EXERCISE MATERIAL section start

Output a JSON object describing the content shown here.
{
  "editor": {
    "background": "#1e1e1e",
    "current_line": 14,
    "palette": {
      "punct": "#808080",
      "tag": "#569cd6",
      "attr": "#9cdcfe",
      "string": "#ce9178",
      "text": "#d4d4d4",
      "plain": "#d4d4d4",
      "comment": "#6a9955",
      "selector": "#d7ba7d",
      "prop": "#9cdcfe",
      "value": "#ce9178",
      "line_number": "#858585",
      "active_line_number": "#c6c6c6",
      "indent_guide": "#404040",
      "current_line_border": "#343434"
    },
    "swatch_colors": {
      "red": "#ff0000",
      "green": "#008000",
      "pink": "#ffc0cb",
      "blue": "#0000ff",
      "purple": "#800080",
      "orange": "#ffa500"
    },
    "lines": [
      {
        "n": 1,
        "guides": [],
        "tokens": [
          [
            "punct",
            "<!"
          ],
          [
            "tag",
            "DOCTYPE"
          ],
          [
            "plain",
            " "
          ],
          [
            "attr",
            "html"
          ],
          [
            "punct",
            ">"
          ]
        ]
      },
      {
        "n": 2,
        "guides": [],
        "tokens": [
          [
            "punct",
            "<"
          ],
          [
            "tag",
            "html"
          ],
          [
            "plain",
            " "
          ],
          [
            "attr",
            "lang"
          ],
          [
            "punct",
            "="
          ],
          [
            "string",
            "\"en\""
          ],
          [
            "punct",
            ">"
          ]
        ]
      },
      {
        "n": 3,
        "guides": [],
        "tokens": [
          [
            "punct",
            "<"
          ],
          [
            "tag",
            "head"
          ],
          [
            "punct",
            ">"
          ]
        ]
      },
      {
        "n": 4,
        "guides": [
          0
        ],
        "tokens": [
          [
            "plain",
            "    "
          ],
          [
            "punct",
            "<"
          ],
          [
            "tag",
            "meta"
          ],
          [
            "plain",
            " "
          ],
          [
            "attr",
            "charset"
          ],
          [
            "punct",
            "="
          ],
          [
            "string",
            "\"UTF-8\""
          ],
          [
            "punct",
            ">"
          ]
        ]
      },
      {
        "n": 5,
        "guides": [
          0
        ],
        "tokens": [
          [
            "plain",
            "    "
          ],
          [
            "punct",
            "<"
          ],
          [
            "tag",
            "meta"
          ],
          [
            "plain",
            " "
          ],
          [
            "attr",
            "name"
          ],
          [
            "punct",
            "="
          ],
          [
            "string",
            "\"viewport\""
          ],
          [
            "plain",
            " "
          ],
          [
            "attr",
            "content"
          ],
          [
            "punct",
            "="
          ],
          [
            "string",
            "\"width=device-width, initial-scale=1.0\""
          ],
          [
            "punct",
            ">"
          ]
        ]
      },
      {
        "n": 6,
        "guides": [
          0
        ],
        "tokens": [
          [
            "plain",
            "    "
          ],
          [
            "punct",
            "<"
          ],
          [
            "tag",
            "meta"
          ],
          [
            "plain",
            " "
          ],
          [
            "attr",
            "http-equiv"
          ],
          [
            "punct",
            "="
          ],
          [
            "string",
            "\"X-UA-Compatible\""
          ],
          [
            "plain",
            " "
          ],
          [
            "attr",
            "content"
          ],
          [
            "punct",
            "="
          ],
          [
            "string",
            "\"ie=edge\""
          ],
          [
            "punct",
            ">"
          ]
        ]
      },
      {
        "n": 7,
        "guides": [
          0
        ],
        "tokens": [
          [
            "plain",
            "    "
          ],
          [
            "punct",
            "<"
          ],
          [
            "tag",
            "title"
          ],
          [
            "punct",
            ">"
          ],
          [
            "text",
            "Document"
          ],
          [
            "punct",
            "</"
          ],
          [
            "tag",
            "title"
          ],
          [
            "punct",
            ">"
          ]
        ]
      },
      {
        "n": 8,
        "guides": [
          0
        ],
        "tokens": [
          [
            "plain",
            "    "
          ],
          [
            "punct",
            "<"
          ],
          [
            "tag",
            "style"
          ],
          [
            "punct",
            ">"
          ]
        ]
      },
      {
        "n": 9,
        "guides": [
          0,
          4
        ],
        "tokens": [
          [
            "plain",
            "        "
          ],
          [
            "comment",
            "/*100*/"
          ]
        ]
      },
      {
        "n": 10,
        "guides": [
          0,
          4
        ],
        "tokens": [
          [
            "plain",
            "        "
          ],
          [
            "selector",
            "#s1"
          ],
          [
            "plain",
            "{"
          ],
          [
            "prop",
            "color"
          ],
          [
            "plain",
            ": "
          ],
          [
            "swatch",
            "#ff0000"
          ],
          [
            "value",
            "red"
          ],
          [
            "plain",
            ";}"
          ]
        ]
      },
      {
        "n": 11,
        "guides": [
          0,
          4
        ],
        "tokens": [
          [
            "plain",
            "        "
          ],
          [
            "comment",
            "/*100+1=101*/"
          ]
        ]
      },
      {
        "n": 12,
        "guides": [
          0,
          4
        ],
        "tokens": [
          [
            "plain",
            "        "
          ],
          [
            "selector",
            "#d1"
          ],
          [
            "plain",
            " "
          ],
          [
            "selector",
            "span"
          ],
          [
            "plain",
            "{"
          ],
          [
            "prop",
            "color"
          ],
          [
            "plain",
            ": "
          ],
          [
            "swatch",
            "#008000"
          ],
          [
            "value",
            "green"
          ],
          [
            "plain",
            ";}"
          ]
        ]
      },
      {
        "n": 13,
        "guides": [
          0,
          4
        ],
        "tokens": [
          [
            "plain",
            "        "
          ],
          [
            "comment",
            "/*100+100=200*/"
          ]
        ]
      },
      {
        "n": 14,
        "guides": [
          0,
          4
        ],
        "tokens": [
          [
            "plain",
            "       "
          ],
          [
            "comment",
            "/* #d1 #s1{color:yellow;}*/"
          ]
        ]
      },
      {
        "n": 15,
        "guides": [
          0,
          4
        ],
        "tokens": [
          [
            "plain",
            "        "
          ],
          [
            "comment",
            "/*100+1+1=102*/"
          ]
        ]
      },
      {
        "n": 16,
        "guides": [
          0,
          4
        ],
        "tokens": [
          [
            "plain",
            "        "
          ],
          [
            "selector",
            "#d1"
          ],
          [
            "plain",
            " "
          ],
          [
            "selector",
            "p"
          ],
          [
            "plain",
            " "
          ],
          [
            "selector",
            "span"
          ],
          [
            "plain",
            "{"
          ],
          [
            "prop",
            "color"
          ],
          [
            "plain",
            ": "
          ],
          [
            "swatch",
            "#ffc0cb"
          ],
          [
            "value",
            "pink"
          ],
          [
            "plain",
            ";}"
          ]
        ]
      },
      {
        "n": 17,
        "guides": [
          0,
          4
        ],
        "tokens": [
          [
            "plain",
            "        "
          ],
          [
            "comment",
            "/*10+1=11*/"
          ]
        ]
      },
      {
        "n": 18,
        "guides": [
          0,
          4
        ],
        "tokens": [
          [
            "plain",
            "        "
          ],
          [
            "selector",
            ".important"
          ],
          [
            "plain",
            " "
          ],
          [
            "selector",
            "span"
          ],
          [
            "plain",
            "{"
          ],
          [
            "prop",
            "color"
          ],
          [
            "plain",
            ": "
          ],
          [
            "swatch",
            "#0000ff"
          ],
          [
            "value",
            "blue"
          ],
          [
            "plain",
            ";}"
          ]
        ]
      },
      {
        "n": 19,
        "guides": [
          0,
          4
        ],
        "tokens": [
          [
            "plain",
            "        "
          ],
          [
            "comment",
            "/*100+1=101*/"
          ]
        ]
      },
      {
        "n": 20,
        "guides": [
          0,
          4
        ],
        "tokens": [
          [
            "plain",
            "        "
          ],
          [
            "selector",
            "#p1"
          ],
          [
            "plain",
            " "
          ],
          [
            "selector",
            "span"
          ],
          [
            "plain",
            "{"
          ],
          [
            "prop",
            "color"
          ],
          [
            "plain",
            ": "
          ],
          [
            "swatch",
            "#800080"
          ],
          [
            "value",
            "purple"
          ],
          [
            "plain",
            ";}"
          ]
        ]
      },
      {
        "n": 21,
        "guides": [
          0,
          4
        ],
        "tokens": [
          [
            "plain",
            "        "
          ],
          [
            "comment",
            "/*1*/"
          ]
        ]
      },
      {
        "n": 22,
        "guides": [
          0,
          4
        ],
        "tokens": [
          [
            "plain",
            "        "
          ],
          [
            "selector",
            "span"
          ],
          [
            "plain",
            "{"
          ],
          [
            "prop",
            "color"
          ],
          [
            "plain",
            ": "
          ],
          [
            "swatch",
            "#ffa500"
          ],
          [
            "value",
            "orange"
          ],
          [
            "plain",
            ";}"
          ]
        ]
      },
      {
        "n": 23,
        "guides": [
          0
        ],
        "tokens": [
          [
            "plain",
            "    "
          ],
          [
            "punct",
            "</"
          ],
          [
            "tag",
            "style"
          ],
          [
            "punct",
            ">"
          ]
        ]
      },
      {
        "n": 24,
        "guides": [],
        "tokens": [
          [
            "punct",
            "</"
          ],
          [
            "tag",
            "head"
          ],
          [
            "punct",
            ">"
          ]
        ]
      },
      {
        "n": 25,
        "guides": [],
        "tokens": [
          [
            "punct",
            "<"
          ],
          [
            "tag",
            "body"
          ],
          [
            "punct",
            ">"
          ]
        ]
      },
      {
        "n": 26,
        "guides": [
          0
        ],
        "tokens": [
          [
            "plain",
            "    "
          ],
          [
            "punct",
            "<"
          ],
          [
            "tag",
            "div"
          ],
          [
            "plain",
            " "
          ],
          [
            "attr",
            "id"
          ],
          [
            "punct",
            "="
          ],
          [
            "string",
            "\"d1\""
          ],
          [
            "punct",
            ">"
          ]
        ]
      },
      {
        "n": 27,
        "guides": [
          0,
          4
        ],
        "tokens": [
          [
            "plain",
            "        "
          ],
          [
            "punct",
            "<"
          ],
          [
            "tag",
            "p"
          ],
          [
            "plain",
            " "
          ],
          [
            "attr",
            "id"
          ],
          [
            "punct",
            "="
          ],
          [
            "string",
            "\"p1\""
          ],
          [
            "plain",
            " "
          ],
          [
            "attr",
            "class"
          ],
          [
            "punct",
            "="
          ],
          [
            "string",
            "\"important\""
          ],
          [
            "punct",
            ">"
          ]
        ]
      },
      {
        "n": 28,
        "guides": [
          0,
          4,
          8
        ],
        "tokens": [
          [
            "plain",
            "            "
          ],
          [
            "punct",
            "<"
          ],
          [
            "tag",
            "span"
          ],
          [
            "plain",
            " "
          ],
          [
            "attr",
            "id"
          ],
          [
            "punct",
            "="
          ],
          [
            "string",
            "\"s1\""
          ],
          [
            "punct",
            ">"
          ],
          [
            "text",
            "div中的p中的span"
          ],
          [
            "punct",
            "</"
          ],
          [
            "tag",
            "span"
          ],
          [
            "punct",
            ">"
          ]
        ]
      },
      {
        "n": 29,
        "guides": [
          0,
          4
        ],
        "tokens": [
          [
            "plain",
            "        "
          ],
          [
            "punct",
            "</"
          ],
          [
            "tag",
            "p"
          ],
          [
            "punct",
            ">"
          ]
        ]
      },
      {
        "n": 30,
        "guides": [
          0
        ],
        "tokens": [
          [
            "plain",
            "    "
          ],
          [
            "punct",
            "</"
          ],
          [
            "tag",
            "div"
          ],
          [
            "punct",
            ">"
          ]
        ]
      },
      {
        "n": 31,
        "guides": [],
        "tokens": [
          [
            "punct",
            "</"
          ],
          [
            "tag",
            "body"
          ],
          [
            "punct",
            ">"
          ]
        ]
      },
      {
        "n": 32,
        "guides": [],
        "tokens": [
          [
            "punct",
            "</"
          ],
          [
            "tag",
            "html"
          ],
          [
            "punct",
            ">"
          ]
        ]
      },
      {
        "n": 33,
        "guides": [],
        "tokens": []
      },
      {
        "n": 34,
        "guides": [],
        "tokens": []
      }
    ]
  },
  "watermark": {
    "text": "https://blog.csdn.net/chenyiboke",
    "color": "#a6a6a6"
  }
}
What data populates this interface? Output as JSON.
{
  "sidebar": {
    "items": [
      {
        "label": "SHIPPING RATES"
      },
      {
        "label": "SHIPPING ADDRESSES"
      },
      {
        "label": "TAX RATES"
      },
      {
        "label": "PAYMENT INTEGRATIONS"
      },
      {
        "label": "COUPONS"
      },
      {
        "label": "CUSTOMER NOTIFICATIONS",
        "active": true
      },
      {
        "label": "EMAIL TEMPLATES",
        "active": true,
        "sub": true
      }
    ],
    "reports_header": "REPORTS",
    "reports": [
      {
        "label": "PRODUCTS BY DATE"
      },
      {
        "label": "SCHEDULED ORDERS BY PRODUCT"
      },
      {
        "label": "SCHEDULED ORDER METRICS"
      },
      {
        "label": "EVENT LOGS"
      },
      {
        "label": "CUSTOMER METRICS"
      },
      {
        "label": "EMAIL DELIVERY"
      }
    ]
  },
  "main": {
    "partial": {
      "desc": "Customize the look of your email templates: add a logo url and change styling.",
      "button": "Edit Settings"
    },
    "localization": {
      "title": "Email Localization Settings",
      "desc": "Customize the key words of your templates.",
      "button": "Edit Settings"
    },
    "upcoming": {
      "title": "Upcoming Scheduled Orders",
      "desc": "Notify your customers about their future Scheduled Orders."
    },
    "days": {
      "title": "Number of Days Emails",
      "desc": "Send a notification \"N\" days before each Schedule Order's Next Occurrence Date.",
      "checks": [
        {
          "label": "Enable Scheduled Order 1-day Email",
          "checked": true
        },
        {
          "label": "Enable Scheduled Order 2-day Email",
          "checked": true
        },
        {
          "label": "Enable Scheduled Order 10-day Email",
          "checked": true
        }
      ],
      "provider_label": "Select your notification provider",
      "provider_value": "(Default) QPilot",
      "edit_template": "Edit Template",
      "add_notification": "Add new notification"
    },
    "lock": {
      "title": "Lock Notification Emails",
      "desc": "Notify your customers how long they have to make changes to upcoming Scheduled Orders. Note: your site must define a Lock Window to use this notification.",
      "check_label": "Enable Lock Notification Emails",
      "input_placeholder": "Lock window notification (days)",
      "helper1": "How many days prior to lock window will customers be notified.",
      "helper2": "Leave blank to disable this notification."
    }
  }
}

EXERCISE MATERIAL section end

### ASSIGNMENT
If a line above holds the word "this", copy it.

### EXPECTED ANSWER
What data populates this interface? Output as JSON.
      "desc": "Notify your customers how long they have to make changes to upcoming Scheduled Orders. Note: your site must define a Lock Window to use this notification.",
      "helper2": "Leave blank to disable this notification."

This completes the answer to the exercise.